**EXERCISE OBJECTIVE**
Only one stretch of the data below is needed: the line with "Transcribe this image's" through the last line. Output it exactly and drop the pictures.

Stored items:
Start of Block

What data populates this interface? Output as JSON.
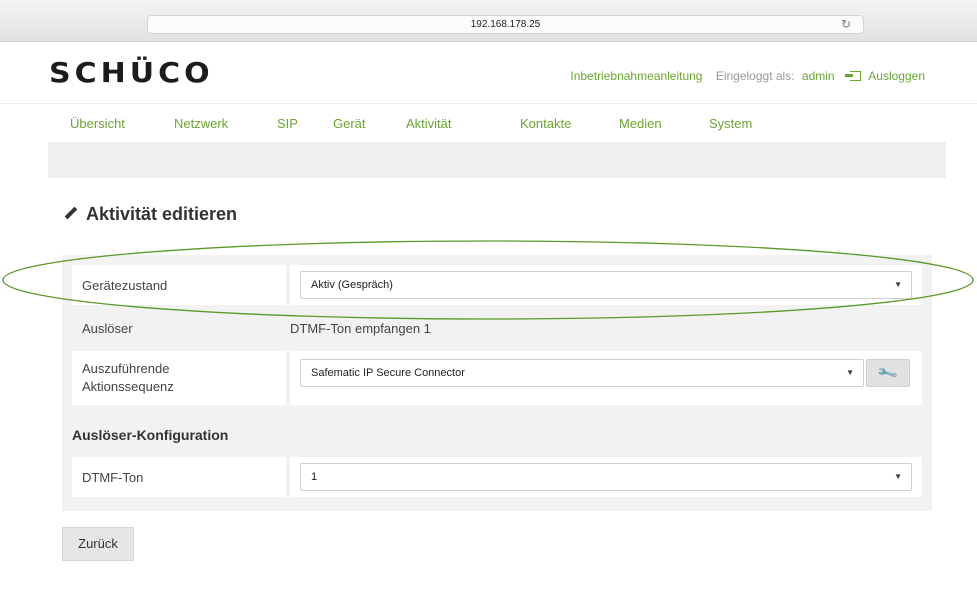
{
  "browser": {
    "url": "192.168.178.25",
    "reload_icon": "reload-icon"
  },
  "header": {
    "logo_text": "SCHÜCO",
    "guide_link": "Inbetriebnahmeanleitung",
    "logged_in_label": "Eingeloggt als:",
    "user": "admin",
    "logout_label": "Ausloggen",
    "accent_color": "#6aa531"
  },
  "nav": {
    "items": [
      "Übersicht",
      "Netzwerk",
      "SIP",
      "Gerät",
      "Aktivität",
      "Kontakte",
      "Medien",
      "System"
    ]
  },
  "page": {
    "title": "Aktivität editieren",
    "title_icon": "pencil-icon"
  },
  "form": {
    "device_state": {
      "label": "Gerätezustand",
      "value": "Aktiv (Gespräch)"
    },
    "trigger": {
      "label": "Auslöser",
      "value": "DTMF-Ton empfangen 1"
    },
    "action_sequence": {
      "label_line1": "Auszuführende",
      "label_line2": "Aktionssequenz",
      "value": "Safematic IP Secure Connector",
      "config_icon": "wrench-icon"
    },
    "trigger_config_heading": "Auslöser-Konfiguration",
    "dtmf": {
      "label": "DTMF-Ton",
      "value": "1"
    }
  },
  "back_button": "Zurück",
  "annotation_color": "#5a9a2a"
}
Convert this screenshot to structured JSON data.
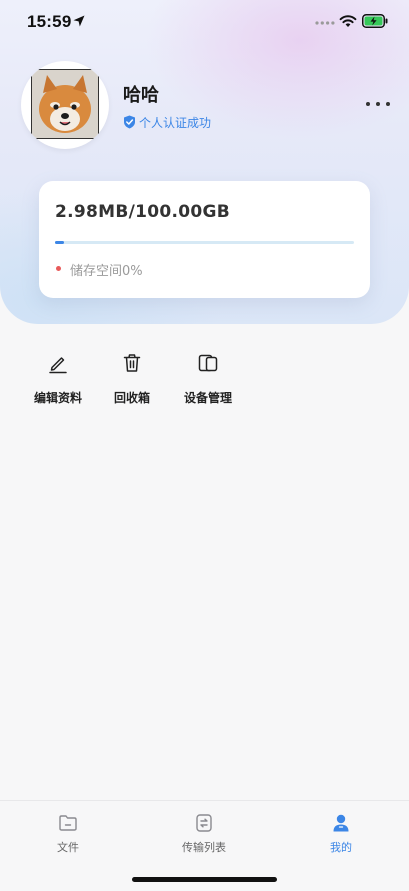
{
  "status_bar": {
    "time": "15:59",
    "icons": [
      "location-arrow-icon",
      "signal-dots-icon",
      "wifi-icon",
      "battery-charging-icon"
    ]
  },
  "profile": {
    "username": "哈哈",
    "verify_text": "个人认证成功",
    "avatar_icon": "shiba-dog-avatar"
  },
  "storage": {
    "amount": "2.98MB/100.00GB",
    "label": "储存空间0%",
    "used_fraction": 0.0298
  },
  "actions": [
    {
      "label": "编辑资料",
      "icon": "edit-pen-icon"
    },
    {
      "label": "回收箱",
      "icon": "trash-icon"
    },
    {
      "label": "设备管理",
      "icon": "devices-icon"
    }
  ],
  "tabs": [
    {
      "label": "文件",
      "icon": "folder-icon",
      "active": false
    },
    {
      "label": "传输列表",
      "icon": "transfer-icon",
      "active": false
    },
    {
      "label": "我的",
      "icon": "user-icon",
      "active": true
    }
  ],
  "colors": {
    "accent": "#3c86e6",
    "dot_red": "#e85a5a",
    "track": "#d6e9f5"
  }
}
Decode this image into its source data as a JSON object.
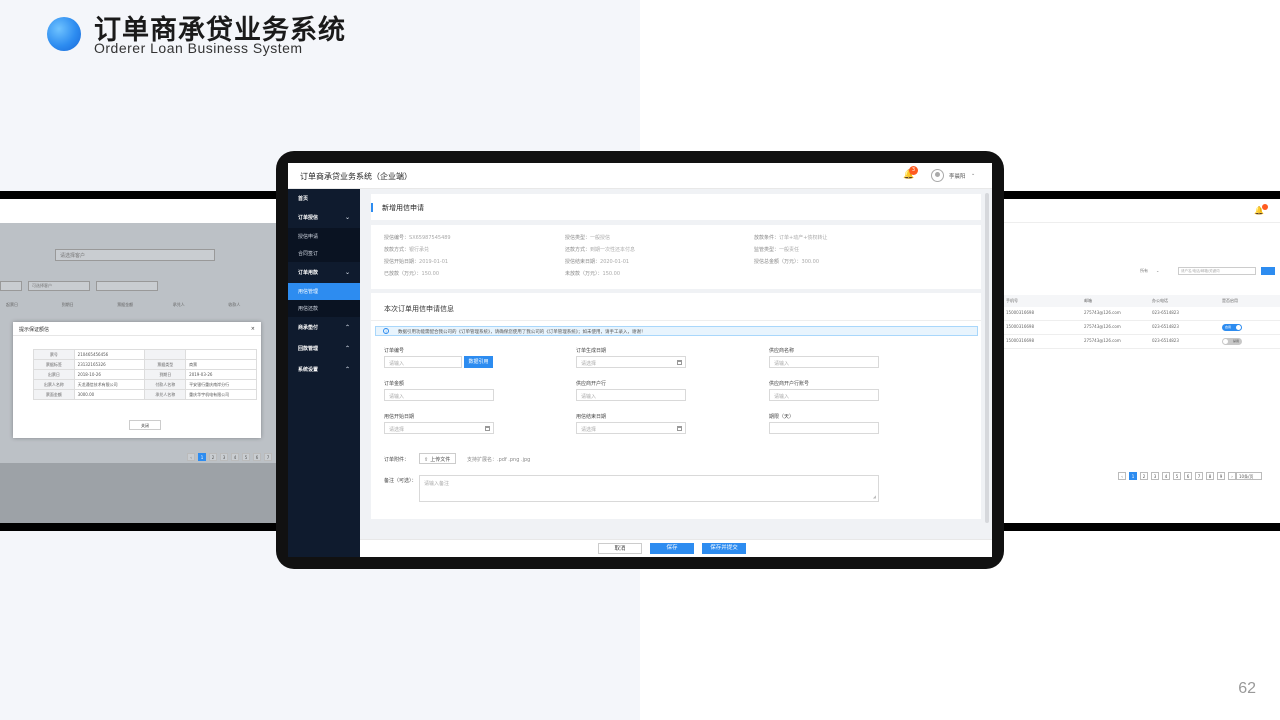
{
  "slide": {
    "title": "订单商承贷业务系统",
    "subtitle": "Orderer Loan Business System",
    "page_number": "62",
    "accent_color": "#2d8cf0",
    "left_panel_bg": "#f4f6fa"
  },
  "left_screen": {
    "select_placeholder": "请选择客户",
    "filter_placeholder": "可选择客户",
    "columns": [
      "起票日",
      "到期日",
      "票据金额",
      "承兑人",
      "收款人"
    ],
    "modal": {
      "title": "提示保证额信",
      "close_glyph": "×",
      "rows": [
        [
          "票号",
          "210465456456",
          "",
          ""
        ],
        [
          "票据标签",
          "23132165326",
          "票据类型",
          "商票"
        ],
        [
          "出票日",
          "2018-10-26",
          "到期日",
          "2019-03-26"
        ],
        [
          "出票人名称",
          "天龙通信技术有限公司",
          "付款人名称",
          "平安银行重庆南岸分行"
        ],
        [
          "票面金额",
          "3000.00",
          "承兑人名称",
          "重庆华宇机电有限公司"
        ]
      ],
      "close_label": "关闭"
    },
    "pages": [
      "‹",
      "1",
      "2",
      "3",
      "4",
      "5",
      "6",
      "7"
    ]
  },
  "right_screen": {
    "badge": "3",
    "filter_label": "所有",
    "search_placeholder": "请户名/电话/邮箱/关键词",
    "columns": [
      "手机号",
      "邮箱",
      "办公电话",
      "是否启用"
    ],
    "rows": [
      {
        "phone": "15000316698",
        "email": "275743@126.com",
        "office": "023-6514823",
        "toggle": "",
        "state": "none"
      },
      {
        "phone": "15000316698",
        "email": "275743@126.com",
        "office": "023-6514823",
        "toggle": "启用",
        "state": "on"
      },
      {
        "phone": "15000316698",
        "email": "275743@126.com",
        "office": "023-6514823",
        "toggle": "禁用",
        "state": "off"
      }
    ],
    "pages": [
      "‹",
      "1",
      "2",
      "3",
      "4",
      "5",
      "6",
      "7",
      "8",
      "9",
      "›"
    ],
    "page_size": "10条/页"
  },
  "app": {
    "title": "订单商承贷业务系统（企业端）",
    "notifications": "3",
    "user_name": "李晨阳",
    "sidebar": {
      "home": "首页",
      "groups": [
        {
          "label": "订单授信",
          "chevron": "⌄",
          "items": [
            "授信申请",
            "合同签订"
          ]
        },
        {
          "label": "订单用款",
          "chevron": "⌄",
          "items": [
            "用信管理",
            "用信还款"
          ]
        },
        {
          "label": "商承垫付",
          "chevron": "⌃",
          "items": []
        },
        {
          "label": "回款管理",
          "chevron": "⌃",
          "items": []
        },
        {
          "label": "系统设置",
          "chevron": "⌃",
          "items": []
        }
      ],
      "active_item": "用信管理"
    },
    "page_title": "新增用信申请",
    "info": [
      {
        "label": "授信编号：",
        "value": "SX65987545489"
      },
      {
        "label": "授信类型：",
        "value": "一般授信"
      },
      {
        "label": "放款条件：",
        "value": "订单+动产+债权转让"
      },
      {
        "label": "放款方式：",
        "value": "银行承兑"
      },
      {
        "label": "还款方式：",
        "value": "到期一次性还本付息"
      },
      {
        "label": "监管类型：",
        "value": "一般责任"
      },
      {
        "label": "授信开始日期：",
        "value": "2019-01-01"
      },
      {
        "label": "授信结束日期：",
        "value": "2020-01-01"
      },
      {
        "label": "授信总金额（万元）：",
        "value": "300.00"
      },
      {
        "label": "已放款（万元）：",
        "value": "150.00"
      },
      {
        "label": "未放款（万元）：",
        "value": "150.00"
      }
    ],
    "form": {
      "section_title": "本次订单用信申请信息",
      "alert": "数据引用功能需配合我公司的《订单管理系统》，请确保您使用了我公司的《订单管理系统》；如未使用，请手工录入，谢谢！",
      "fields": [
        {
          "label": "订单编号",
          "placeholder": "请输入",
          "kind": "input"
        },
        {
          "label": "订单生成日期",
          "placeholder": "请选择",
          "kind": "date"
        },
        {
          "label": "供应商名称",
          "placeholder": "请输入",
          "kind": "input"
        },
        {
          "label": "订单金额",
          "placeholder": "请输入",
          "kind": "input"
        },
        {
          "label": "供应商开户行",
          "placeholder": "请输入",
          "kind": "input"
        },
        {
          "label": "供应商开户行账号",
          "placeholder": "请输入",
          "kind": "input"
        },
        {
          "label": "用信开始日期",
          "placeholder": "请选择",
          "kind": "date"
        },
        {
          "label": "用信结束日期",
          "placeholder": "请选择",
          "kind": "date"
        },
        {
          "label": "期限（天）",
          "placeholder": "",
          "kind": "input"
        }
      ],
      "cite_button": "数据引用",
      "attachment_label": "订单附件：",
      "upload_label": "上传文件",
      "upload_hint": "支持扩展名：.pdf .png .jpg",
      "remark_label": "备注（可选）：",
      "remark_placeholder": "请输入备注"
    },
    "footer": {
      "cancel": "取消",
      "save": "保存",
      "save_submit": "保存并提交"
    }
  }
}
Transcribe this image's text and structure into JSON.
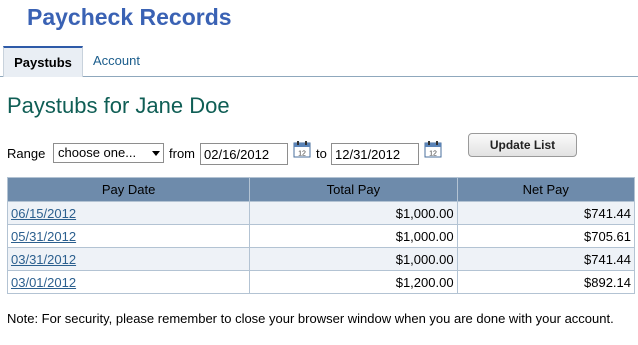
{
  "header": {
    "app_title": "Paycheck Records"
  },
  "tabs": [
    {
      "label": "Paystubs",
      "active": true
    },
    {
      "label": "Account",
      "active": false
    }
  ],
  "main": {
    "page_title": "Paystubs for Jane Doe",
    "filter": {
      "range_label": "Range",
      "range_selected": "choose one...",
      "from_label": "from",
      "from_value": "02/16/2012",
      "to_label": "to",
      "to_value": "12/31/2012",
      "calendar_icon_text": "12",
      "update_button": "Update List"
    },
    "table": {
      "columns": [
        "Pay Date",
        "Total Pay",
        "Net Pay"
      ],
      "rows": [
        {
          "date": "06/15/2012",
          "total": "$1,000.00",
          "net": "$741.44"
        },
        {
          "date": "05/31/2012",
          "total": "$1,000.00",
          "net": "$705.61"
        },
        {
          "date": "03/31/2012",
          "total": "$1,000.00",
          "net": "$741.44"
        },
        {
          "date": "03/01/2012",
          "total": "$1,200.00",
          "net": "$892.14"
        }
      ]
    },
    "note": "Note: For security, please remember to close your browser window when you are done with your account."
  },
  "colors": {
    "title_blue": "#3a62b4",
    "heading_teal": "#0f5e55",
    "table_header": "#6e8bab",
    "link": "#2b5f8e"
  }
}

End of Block

**COMPLETED EXERCISE**
Transcribe this image's text and structure into JSON.
{
  "header": {
    "app_title": "Paycheck Records"
  },
  "tabs": [
    {
      "label": "Paystubs",
      "active": true
    },
    {
      "label": "Account",
      "active": false
    }
  ],
  "main": {
    "page_title": "Paystubs for Jane Doe",
    "filter": {
      "range_label": "Range",
      "range_selected": "choose one...",
      "from_label": "from",
      "from_value": "02/16/2012",
      "to_label": "to",
      "to_value": "12/31/2012",
      "calendar_icon_text": "12",
      "update_button": "Update List"
    },
    "table": {
      "columns": [
        "Pay Date",
        "Total Pay",
        "Net Pay"
      ],
      "rows": [
        {
          "date": "06/15/2012",
          "total": "$1,000.00",
          "net": "$741.44"
        },
        {
          "date": "05/31/2012",
          "total": "$1,000.00",
          "net": "$705.61"
        },
        {
          "date": "03/31/2012",
          "total": "$1,000.00",
          "net": "$741.44"
        },
        {
          "date": "03/01/2012",
          "total": "$1,200.00",
          "net": "$892.14"
        }
      ]
    },
    "note": "Note: For security, please remember to close your browser window when you are done with your account."
  },
  "colors": {
    "title_blue": "#3a62b4",
    "heading_teal": "#0f5e55",
    "table_header": "#6e8bab",
    "link": "#2b5f8e"
  }
}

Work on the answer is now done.